With 48 hours left in Oman and totally astonished on how many adventures we squeezed into this trip, we moved on. Such a short time and so many impressions in terms of culture, deserts, off-road driving, mountains, ocean sites, people, pictures we took (and 5000 words in two blogs) are mixing our experiences up to an unforgettable ‘Omani Cocktail’. Mesmerised through the tour description we drove towards Wadi An Nakhur, the deepest canyon in the middle east and the second deepest worldwide (after the Grand Canyon in Arizona). For a better overview of the Hajar – Mountains just use the link but I am not sure if the link will contribute to a better understanding or if it conduces to more confusion about the region.
Driving into the canyon of Wadi An Nakhur is sensational and breathtaking because when you travel through Oman you get used to looking down from high above into step gorges but here it is the exact opposite! On this bumpy off-road drive, the steep rock walls rise like skyscrapers and you look up gigantic rock formations while getting deeper and deeper into the gorge of the Omani Grand Canyon. Huge boulders lining up along the trail and the steep cliffs, which can rise up to 1000 meters, throw scary shadows. Once again I felt smaller than the tiny lizards which you can find here when nature ‘shows off’ with such impressive power. Amazement and adventure pure! It surprised us that such a spectacular route is not overcrowded (we encountered two cars the whole day). But the best is yet to come because you will NOT FIND any souvenir shops, restaurants, tourist information or any other urban distractions along the way.
Warning !!! If it is overcast or if it looks like rain you should NOT drive into the canyon(s). Most likely those conditions are getting underestimated and are the primary reasons why every year, a couple of people die, by ignoring such warnings. Heavy rain can easily cause spring tides!
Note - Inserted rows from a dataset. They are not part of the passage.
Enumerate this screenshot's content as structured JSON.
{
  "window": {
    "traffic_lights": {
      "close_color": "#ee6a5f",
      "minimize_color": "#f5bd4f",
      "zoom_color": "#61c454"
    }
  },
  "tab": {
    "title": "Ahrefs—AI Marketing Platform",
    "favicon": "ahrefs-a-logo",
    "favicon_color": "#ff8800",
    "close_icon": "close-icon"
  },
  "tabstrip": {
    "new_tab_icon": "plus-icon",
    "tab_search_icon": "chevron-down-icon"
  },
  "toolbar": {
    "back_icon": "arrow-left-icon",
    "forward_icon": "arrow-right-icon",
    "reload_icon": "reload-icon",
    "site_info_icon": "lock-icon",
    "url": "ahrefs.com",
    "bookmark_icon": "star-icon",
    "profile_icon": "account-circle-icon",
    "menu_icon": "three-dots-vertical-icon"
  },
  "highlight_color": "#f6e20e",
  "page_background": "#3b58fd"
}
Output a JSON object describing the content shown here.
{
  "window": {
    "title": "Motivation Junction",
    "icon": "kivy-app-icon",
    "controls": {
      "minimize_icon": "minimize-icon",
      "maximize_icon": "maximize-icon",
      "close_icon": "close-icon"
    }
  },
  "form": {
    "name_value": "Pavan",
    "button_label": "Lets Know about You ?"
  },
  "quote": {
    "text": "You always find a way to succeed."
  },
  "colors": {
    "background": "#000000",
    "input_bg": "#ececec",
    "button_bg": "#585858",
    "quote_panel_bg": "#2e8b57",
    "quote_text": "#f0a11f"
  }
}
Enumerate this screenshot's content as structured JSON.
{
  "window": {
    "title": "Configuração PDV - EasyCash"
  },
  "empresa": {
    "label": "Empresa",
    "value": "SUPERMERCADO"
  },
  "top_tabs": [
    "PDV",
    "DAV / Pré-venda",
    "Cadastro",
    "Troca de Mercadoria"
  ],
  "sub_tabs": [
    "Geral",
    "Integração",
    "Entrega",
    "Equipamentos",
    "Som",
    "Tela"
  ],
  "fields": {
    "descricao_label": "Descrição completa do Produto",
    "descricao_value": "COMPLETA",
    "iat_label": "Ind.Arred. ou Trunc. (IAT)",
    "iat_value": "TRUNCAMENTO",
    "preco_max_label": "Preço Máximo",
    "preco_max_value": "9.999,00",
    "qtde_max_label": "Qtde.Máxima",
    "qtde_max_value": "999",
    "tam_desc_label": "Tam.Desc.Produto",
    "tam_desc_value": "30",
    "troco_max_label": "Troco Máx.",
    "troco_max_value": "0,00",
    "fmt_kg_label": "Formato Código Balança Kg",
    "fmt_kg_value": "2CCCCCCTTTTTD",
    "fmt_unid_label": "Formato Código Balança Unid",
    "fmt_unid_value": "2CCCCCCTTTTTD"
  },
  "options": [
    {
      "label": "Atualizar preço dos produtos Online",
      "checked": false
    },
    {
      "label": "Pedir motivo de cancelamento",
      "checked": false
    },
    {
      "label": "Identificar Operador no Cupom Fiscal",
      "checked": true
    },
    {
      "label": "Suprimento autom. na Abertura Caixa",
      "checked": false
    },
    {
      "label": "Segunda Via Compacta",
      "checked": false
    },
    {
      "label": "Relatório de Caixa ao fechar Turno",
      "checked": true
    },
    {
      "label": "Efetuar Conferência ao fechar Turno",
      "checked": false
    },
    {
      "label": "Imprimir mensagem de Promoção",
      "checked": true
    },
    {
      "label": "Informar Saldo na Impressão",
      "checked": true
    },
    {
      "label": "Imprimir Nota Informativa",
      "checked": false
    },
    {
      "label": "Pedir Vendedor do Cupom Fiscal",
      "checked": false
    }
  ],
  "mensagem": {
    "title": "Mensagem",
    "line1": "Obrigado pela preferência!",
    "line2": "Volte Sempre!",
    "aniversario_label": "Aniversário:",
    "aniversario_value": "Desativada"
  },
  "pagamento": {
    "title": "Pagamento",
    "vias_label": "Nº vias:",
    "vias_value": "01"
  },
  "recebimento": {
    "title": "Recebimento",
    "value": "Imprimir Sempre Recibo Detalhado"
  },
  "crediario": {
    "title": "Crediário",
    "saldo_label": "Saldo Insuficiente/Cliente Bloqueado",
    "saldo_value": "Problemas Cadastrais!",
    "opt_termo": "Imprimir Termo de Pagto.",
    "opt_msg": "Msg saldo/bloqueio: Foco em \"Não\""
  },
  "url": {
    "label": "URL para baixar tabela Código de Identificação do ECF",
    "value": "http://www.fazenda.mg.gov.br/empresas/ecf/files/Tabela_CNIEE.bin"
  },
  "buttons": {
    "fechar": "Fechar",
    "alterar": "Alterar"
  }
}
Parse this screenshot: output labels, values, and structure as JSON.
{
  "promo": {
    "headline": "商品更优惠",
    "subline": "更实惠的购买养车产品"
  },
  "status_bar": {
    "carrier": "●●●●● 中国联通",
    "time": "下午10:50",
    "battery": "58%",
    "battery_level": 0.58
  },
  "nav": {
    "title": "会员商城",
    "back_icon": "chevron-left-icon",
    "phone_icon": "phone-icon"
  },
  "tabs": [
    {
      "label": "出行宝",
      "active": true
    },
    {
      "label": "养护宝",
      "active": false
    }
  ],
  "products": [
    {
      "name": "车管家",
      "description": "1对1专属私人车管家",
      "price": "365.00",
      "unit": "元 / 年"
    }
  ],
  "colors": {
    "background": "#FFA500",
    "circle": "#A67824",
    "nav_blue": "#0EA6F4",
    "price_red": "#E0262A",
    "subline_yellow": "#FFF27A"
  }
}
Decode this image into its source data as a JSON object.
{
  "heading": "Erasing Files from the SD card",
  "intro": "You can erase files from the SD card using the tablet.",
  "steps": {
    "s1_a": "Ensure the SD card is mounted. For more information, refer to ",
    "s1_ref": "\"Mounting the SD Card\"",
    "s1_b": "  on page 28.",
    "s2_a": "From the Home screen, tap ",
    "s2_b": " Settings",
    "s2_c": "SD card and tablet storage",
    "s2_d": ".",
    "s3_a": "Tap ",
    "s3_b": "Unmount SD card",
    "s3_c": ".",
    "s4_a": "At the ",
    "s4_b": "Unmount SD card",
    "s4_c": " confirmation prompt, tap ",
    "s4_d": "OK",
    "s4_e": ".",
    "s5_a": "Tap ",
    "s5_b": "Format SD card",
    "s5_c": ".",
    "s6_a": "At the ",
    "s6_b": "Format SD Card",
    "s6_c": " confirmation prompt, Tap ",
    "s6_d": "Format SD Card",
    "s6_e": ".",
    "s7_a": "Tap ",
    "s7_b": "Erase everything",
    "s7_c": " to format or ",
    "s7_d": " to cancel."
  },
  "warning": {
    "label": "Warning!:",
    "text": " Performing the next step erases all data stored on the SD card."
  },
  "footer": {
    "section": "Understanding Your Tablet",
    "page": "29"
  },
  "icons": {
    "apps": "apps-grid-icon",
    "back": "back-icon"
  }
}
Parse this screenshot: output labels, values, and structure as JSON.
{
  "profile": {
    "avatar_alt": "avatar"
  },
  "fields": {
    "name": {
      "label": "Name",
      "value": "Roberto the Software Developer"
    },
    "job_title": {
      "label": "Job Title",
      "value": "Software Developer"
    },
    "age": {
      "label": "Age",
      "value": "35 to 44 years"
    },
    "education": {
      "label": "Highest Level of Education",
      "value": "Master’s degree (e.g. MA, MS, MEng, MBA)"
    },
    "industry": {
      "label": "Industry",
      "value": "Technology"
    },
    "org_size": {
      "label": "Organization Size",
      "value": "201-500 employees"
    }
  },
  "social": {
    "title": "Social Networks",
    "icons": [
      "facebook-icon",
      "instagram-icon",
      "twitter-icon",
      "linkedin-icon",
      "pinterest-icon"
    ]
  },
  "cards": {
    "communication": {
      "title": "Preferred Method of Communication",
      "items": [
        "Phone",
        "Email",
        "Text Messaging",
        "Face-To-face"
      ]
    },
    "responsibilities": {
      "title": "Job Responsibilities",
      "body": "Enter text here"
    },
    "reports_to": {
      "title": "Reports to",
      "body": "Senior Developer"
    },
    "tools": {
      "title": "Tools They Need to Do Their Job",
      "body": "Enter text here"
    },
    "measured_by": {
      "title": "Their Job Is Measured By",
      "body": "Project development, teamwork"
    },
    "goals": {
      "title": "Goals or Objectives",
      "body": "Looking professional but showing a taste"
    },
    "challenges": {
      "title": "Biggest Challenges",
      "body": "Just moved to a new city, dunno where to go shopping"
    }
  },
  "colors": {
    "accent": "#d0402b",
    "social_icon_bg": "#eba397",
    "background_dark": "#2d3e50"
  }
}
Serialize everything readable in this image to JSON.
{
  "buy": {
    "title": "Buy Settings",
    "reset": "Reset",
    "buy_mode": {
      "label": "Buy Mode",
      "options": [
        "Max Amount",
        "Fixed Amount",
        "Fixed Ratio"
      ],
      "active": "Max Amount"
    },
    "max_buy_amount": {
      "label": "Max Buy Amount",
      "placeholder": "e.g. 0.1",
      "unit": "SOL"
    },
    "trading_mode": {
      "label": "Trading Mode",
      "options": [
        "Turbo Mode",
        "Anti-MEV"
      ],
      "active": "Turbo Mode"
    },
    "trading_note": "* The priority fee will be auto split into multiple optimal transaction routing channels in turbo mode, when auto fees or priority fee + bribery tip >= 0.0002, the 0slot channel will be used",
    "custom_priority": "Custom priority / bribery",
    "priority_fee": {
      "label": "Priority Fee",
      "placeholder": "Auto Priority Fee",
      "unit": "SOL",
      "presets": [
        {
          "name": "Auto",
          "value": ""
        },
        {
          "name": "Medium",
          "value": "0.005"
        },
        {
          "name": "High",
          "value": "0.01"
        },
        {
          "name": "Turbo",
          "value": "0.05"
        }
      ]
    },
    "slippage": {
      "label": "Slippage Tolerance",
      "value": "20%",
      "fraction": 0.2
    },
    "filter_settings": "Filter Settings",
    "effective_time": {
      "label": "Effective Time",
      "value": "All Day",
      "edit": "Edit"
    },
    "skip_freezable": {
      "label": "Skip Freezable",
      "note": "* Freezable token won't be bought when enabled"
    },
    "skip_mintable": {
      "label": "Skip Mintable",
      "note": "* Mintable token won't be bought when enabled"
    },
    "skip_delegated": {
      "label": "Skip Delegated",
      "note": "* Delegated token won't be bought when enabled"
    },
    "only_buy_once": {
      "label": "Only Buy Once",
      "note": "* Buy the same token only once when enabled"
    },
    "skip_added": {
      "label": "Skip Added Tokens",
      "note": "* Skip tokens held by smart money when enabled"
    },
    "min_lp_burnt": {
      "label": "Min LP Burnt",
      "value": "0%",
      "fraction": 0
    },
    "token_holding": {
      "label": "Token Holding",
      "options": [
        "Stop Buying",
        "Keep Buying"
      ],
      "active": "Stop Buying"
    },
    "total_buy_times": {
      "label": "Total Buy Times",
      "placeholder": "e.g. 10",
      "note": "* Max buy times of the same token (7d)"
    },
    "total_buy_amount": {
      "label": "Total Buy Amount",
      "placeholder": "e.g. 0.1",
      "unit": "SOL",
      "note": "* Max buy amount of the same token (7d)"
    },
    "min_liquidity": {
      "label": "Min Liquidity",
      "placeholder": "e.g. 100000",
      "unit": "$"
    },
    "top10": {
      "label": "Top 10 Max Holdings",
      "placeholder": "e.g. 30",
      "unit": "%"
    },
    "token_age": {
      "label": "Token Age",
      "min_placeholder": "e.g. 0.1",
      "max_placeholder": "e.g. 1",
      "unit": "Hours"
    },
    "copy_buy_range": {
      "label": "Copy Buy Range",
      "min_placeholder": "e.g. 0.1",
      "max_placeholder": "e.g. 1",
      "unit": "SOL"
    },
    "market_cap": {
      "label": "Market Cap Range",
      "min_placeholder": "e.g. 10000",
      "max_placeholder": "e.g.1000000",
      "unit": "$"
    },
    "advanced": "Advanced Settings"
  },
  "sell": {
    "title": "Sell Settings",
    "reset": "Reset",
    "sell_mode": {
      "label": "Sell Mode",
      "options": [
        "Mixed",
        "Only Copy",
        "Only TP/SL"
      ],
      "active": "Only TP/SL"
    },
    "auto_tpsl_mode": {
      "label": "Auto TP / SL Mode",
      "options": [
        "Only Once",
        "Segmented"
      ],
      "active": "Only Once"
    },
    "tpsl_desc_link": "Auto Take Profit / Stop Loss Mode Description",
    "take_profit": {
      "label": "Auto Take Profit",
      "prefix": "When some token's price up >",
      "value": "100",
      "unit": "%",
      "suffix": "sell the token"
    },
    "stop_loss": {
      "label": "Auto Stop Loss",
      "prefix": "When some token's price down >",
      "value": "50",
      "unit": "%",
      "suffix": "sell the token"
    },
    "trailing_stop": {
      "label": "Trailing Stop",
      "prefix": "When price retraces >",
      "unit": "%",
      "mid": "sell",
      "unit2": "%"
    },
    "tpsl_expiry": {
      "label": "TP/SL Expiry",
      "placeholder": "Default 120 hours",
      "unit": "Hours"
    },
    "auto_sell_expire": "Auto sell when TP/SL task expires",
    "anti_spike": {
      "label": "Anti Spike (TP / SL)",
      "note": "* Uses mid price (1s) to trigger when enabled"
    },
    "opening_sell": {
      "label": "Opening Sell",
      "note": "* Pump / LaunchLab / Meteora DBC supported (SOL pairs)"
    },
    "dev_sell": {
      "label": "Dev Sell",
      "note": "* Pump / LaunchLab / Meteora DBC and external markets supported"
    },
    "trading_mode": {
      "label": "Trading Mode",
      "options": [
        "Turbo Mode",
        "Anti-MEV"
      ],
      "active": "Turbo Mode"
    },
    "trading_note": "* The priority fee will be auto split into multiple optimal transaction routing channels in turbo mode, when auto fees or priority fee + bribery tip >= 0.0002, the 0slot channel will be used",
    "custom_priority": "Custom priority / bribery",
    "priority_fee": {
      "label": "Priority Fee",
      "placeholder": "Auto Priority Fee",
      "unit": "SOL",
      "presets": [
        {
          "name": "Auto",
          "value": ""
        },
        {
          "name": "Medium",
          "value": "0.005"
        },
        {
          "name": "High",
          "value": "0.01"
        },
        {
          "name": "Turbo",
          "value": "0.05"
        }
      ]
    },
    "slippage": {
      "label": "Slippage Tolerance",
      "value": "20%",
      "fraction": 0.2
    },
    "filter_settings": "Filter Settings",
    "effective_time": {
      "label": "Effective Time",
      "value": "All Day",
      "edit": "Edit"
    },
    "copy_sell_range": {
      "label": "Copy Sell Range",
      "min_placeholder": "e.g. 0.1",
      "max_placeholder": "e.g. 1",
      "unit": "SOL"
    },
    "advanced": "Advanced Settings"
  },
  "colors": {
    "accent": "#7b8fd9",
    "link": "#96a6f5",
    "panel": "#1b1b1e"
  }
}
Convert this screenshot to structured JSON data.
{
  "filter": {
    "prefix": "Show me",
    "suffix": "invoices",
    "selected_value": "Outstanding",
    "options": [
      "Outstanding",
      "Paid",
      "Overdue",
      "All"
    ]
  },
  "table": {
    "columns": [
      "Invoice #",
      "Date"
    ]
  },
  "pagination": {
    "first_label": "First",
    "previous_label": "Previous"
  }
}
And yes… there is such a village as Al Nahkur, it exists! After driving about 7 km on this bumpy road you reach a dead end where six families settled. From the tiny village, it is worthwhile hiking and exploring the area, just following the small stream which guarantees you incredible views. If you walk for about 30 min. you will reach a point where you even can see and recognize the Balcony Walk at Jebel shams, 1000 meters above you.
Still astonished and dizzy from the great impressions of Wadi An Nakhur we started slowly to drive back to Muscat, the capital city of the Sultanate of Oman. For our last night, we drove to Wadi Damm, which became ‘World Heritage Site’ by the UNESCO. The UNESCO awards a place with the title: World Cultural Site or World Heritage – natural site due to uniqueness, authenticity and integrity significance. Meanwhile, I have seen many of those so-called ‘ World Heritage Sites’ and I questioned myself (like here at Wadi Damm) if the UNESCO follows up after the awarding to control such places regularly if they still fulfill the requirements !!! After all the pollution and contamination I saw here, I doubt that strongly !!!
It is a pleasure using the same words like in the introduction of the blog to say goodbye… fascinating, moving and an oriental mixture of ‘Thousand and One Nights’ with modern times… were our first and our last impressions at the Sultanate of Oman. April 2017